• ABOUT THIS EXERCISE:
After locating the line with "Read all visible content and emit it as JSON.", reproduce that line and every one following it exactly, up to the end of the entries.

Collected data entries
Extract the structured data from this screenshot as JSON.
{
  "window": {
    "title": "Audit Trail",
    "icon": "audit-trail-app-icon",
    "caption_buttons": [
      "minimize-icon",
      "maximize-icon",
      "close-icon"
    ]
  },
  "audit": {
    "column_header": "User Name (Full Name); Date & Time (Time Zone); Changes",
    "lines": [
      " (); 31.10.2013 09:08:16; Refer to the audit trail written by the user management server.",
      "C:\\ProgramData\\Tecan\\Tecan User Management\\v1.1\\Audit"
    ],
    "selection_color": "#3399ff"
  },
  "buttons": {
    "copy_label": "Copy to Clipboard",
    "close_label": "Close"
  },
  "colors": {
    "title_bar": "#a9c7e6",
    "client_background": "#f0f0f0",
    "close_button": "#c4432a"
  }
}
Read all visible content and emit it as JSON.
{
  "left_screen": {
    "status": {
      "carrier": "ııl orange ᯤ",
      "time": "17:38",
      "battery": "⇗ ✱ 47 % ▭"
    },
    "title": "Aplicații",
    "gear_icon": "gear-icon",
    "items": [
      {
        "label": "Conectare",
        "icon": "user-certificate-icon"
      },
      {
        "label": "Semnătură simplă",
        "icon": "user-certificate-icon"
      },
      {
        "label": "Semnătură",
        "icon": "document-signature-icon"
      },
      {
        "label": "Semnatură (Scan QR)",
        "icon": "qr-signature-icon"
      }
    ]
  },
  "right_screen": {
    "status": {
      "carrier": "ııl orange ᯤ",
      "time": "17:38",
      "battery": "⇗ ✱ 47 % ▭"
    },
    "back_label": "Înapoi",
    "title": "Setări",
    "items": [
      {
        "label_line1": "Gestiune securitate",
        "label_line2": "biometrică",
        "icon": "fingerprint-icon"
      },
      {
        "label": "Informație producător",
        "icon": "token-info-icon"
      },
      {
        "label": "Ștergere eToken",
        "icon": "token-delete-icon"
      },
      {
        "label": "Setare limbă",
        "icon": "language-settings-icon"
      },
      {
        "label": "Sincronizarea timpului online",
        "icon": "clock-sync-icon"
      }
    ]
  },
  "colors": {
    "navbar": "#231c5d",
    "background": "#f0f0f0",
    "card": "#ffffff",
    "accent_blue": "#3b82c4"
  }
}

• RESULT BELOW:
Read all visible content and emit it as JSON.
{
  "left_screen": {
    "status": {
      "carrier": "ııl orange ᯤ",
      "time": "17:38",
      "battery": "⇗ ✱ 47 % ▭"
    },
    "title": "Aplicații",
    "gear_icon": "gear-icon",
    "items": [
      {
        "label": "Conectare",
        "icon": "user-certificate-icon"
      },
      {
        "label": "Semnătură simplă",
        "icon": "user-certificate-icon"
      },
      {
        "label": "Semnătură",
        "icon": "document-signature-icon"
      },
      {
        "label": "Semnatură (Scan QR)",
        "icon": "qr-signature-icon"
      }
    ]
  },
  "right_screen": {
    "status": {
      "carrier": "ııl orange ᯤ",
      "time": "17:38",
      "battery": "⇗ ✱ 47 % ▭"
    },
    "back_label": "Înapoi",
    "title": "Setări",
    "items": [
      {
        "label_line1": "Gestiune securitate",
        "label_line2": "biometrică",
        "icon": "fingerprint-icon"
      },
      {
        "label": "Informație producător",
        "icon": "token-info-icon"
      },
      {
        "label": "Ștergere eToken",
        "icon": "token-delete-icon"
      },
      {
        "label": "Setare limbă",
        "icon": "language-settings-icon"
      },
      {
        "label": "Sincronizarea timpului online",
        "icon": "clock-sync-icon"
      }
    ]
  },
  "colors": {
    "navbar": "#231c5d",
    "background": "#f0f0f0",
    "card": "#ffffff",
    "accent_blue": "#3b82c4"
  }
}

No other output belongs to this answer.